━━ Available data

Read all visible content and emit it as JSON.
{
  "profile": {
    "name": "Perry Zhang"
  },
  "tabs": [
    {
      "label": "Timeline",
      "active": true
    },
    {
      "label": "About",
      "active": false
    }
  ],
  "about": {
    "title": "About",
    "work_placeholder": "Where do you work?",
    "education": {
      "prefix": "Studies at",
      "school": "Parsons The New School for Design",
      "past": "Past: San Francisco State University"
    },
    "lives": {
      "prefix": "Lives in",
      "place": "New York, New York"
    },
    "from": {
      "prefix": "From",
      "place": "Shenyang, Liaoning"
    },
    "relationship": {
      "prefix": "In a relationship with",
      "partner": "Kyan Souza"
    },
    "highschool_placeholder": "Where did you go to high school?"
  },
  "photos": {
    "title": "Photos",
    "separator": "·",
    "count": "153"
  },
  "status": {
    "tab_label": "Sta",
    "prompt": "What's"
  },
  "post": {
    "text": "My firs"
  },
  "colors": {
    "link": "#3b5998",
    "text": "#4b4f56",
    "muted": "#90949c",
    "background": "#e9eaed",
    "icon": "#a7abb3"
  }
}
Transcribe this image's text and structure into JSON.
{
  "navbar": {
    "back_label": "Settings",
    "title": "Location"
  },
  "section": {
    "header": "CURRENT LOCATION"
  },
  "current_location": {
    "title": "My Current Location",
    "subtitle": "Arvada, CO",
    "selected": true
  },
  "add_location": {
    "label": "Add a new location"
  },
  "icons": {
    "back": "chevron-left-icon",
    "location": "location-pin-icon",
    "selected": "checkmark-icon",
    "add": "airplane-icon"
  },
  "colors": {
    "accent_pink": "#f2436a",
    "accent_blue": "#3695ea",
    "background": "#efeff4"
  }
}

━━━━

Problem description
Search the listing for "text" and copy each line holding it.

Output below
    "text": "My firs"
    "text": "#4b4f56",
Transcribe this image's text and structure into JSON.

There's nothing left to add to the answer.